The agreement with Ciena should have no impact at all on Laurel's other partnerships, says Vogelsang. The company will continue to sell its product through Marconi Corp. plc (OTC: MONIY), which has specifically been targeting federal government accounts (see Laurel & Marconi Make It Official).
But Laurel isn’t the only winner in this deal. Ciena also gets something out of it. For one, this agreement provides a low-cost and risk-free way for the company to expand its product portfolio. Laurel’s edge routing approach fits nicely into Ciena’s stated goal of providing more integrated products for the edge of the data network.
Ciena plans to integrate the Laurel gear into its existing LightWorks ON-Center Management Suite. But many of the products are already compatible, says Vogelsang. The ST200 has been working alongside Ciena CoreDirectors for more than a year in the Level 3 network.
Details of Ciena’s investment haven’t been disclosed, but Ciena is believed to have contributed a large part of the $20 million in funds that were raised. Laurel got roughly $11 million in cash from a separate deal it brokered with optical component startup, Optovation Inc.. In exchange for shares in Laurel, Optovation agreed to give up its excess cash to the company (see Optovation Parts Hit the Market). Neither Ciena nor the Optovation investors own more than 10 percent of the company, according to Vogelsang.

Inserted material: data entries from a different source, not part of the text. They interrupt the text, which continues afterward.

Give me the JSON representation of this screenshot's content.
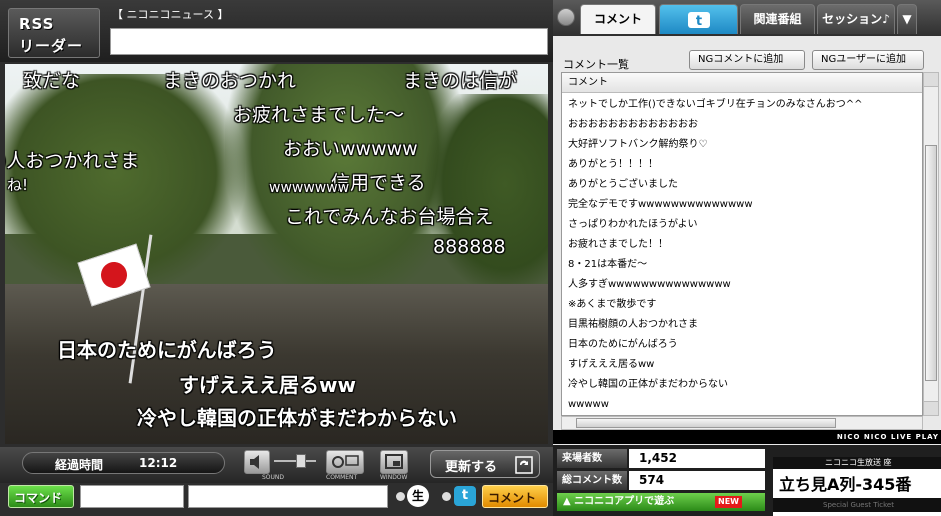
{
  "rss": {
    "logo_line1": "RSS",
    "logo_line2": "リーダー",
    "source_label": "【 ニコニコニュース 】",
    "box_text": ""
  },
  "video": {
    "comments_top": [
      "致だな",
      "まきのおつかれ",
      "まきのは信が",
      "お疲れさまでした〜",
      ")人おつかれさま",
      "おおいwwwww",
      "信用できる",
      "wwwwwww",
      "これでみんなお台場合え",
      "888888",
      "ね!"
    ],
    "comments_bottom": [
      "日本のためにがんばろう",
      "すげえええ居るww",
      "冷やし韓国の正体がまだわからない"
    ]
  },
  "controls": {
    "elapsed_label": "経過時間",
    "elapsed_time": "12:12",
    "sound_label": "SOUND",
    "comment_label": "COMMENT",
    "window_label": "WINDOW",
    "refresh_label": "更新する",
    "command_button": "コマンド",
    "command_value": "",
    "comment_value": "",
    "nama_icon": "生",
    "twitter_icon": "t",
    "send_button": "コメント"
  },
  "tabs": [
    {
      "label": "コメント",
      "active": true
    },
    {
      "label": "",
      "icon": "twitter-icon"
    },
    {
      "label": "関連番組"
    },
    {
      "label": "セッション♪"
    },
    {
      "label": "▼"
    }
  ],
  "comment_panel": {
    "title": "コメント一覧",
    "ng_comment_button": "NGコメントに追加",
    "ng_user_button": "NGユーザーに追加",
    "column_header": "コメント",
    "rows": [
      "ネットでしか工作()できないゴキブリ在チョンのみなさんおつ^^",
      "おおおおおおおおおおおおお",
      "大好評ソフトバンク解約祭り♡",
      "ありがとう！！！！",
      "ありがとうございました",
      "完全なデモですwwwwwwwwwwwwww",
      "さっぱりわかれたほうがよい",
      "お疲れさまでした！！",
      "8・21は本番だ〜",
      "人多すぎwwwwwwwwwwwwwww",
      "※あくまで散歩です",
      "目黒祐樹顔の人おつかれさま",
      "日本のためにがんばろう",
      "すげえええ居るww",
      "冷やし韓国の正体がまだわからない",
      "wwwww"
    ]
  },
  "footer": {
    "strip_text": "NICO NICO LIVE PLAY",
    "visitors_label": "来場者数",
    "visitors_value": "1,452",
    "comments_label": "総コメント数",
    "comments_value": "574",
    "app_bar_text": "▲ ニコニコアプリで遊ぶ",
    "app_new_badge": "NEW",
    "promo_top": "ニコニコ生放送 座",
    "promo_main": "立ち見A列-345番",
    "promo_sub": "Special Guest Ticket"
  },
  "colors": {
    "accent_green": "#2c8c18",
    "accent_orange": "#e18a00",
    "twitter_blue": "#2aa5d8"
  }
}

Ciena isn't the only optical player looking to expand its product line through partnerships and acquisitions. Tellabs Inc. (Nasdaq: TLAB; Frankfurt: BTLA) has bought multiservice switch vendor Vivace (see Tellabs Snags Vivace for $135M); Alcatel SA (NYSE: ALA; Paris: CGEP:PA) has bought Timetra (see Alcatel & TiMetra Seal the Deal); and Lucent Technologies Inc. (NYSE: LU) has entered into a partnership with Juniper Networks Inc. (Nasdaq: JNPR) (see Lucent Partners With Juniper).
— Marguerite Reardon, Senior Editor, Light Reading